— Data for the task —
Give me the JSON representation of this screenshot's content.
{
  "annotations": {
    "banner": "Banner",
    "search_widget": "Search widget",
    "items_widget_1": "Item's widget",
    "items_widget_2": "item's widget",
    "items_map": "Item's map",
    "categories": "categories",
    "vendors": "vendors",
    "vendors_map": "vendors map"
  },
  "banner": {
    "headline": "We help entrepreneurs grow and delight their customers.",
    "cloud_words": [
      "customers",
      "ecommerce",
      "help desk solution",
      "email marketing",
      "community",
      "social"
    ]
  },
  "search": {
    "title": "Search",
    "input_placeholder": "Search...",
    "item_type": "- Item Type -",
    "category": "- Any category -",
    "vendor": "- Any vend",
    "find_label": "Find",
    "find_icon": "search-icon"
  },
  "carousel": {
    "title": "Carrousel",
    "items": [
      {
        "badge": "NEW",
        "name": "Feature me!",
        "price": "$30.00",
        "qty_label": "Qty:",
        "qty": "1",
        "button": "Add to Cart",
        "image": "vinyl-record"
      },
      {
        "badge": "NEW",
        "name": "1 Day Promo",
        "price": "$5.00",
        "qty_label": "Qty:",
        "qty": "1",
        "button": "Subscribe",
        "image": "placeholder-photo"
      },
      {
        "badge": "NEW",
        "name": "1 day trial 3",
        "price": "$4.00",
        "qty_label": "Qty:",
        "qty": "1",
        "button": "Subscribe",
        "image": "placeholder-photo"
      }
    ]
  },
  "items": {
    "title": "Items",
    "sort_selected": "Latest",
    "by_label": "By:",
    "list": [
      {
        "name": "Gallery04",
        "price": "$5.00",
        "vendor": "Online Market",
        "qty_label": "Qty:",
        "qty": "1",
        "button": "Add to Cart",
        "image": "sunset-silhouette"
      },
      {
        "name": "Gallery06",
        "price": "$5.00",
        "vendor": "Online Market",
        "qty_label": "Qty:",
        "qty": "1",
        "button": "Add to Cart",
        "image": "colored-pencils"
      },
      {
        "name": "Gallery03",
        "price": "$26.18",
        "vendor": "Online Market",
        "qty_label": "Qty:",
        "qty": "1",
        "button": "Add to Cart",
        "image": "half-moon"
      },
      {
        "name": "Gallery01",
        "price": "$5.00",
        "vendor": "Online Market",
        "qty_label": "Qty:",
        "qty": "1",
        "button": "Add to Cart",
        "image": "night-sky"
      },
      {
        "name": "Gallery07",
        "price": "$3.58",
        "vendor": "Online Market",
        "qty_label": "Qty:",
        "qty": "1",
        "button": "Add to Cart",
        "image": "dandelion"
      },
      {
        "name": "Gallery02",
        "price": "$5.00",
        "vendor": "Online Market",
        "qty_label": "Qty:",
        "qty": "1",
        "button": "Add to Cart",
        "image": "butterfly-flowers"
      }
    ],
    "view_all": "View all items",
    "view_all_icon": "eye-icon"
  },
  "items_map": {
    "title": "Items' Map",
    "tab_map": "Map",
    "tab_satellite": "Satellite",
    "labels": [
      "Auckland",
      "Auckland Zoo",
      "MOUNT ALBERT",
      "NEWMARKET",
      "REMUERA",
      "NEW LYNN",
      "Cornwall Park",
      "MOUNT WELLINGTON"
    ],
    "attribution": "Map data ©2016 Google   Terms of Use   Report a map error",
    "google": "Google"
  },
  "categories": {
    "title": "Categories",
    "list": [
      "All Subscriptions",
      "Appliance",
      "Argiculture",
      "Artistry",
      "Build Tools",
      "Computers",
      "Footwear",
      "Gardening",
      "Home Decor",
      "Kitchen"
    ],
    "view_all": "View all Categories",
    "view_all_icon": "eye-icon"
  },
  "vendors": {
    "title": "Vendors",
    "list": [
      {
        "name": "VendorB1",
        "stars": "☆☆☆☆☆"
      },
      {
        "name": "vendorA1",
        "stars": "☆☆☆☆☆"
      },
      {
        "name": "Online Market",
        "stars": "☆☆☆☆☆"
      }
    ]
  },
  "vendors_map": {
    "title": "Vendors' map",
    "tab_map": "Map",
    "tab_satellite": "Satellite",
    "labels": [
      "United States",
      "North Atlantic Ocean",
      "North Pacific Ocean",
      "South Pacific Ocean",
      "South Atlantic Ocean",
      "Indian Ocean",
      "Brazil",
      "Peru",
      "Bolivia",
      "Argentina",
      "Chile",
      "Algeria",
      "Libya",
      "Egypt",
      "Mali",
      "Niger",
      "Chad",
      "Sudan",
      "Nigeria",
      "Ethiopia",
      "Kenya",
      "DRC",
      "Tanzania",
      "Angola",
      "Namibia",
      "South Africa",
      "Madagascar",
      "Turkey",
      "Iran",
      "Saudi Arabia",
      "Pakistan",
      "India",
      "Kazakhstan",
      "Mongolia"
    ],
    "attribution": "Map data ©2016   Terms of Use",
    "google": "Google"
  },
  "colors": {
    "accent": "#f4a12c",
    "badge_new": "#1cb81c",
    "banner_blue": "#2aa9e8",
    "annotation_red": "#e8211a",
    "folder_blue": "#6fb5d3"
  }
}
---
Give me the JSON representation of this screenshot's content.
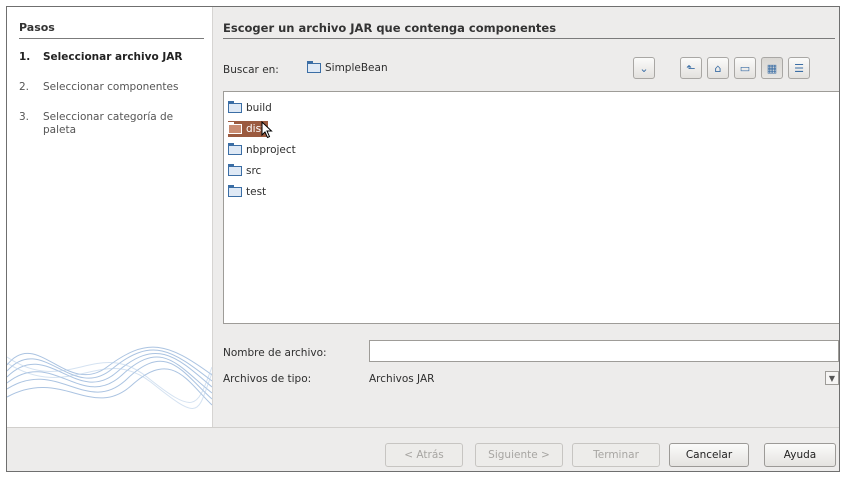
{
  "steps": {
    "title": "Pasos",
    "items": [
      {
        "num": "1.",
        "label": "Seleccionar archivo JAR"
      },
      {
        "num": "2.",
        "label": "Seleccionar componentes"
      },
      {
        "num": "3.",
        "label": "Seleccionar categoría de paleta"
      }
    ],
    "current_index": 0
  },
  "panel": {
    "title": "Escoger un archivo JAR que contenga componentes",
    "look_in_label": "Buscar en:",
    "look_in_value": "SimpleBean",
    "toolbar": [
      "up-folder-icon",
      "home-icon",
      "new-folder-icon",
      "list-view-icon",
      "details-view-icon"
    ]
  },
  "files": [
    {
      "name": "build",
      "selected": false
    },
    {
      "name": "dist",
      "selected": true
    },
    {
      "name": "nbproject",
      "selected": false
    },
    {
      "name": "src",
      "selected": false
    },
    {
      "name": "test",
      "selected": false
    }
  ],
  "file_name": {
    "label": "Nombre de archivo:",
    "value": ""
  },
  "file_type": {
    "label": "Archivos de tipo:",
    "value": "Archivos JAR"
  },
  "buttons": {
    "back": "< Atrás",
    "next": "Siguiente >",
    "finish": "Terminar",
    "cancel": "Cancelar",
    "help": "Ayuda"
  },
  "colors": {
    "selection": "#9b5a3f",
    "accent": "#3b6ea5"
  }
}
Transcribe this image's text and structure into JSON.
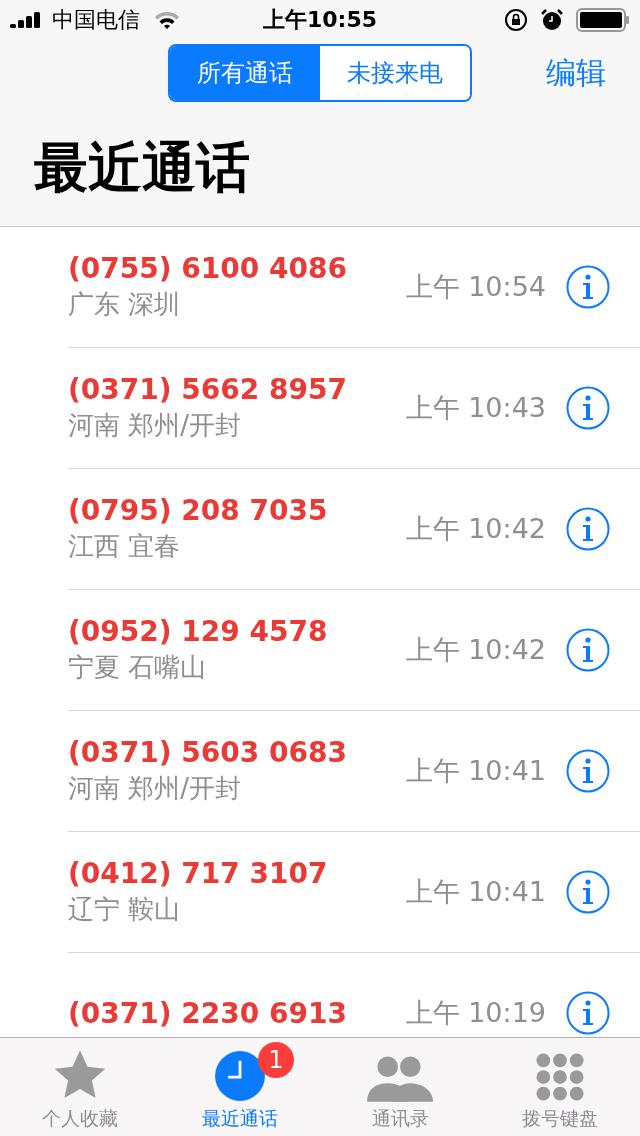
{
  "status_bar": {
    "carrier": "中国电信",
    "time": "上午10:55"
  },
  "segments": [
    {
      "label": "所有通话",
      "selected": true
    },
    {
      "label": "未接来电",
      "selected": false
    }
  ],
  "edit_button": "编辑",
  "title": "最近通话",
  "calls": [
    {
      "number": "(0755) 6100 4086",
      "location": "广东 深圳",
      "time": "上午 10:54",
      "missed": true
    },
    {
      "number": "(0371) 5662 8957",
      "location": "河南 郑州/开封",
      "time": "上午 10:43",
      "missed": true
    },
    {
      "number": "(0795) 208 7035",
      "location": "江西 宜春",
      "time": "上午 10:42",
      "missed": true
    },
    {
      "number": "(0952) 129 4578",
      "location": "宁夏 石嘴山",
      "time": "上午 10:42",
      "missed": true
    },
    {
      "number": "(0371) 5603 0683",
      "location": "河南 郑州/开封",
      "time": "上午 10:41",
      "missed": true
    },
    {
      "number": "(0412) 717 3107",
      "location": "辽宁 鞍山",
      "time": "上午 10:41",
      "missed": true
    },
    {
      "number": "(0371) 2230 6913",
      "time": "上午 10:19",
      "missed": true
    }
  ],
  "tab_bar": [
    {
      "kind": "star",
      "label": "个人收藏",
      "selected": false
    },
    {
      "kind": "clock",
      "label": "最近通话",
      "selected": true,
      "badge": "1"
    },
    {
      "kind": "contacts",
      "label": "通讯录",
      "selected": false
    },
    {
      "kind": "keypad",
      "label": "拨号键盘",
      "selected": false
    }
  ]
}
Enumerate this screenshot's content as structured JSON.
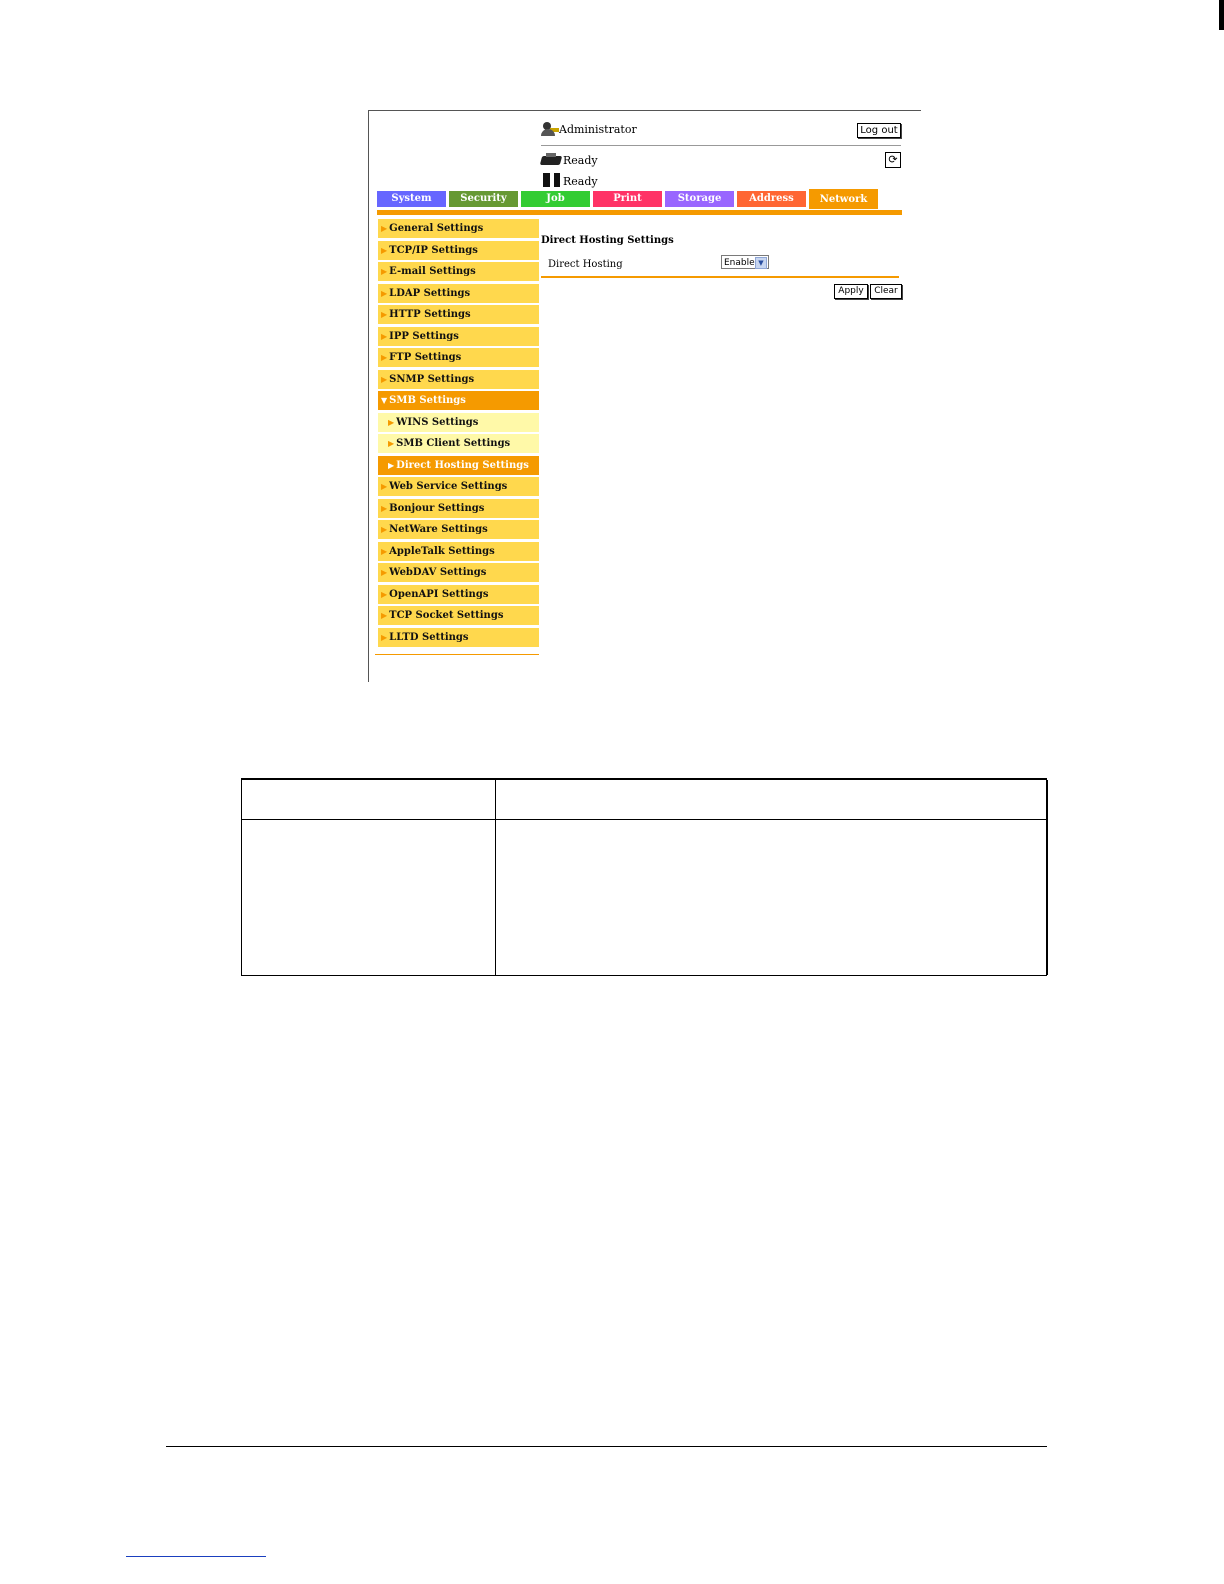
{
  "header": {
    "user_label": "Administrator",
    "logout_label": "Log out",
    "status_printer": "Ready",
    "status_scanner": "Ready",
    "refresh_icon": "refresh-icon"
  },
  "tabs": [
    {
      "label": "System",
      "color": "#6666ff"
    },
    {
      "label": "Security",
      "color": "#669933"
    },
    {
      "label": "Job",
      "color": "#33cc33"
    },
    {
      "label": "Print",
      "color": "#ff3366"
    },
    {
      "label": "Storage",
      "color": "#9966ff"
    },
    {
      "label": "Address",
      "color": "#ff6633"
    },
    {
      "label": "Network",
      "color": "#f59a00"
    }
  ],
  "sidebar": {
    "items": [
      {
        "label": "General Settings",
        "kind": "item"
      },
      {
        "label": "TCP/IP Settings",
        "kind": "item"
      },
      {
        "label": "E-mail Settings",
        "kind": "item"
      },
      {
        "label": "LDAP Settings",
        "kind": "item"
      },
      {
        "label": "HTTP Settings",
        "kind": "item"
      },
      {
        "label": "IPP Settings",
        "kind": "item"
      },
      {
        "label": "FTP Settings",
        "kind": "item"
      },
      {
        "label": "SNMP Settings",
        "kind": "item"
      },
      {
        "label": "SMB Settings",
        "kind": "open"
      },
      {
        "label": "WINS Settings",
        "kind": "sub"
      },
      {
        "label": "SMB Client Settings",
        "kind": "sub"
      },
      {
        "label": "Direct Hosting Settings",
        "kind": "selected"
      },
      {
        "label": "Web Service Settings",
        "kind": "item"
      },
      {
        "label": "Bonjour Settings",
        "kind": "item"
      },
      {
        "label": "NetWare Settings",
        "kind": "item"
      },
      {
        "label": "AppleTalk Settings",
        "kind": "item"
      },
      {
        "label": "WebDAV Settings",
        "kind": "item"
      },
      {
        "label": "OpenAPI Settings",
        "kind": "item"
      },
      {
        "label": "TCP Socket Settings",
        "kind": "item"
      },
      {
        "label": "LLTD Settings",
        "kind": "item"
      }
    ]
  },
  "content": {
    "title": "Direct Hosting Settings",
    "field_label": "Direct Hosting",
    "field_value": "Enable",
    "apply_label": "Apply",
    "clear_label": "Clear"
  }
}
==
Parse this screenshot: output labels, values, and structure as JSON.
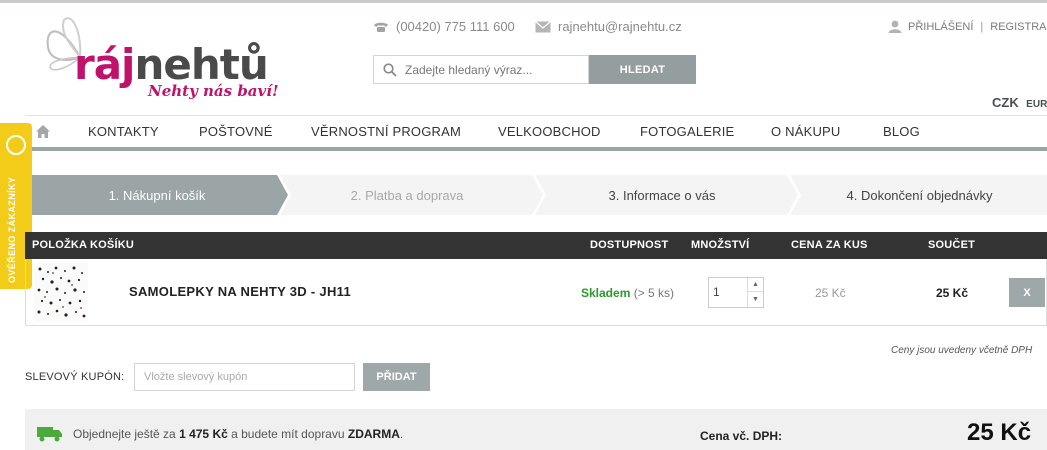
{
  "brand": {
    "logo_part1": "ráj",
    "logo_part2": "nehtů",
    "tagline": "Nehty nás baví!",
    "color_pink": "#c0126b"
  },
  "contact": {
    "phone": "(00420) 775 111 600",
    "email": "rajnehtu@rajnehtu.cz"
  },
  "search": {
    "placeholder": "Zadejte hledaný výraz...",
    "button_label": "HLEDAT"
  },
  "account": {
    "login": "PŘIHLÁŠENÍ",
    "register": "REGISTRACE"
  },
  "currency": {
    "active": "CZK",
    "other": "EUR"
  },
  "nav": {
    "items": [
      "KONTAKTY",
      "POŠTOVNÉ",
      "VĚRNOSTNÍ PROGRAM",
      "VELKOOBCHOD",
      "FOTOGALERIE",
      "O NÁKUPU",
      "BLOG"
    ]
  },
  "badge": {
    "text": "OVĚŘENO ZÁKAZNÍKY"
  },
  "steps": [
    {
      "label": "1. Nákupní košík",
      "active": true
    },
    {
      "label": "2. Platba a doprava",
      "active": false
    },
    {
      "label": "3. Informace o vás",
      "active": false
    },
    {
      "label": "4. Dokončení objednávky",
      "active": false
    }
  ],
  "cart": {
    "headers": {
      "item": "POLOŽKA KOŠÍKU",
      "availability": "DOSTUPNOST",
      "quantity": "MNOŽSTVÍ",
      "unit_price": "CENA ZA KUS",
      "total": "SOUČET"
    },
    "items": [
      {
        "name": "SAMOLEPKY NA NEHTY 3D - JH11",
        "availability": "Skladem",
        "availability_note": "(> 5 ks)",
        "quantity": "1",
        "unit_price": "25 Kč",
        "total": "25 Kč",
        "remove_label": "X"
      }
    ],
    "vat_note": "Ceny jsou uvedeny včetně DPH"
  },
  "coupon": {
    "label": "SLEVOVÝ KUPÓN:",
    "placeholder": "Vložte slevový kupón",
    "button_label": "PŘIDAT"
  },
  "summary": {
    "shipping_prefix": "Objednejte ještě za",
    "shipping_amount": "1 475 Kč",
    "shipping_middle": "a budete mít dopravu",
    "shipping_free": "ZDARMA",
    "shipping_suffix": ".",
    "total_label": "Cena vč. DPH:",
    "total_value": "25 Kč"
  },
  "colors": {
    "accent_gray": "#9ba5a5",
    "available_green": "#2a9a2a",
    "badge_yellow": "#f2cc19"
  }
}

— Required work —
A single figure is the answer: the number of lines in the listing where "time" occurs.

— Answer to the exercise —
8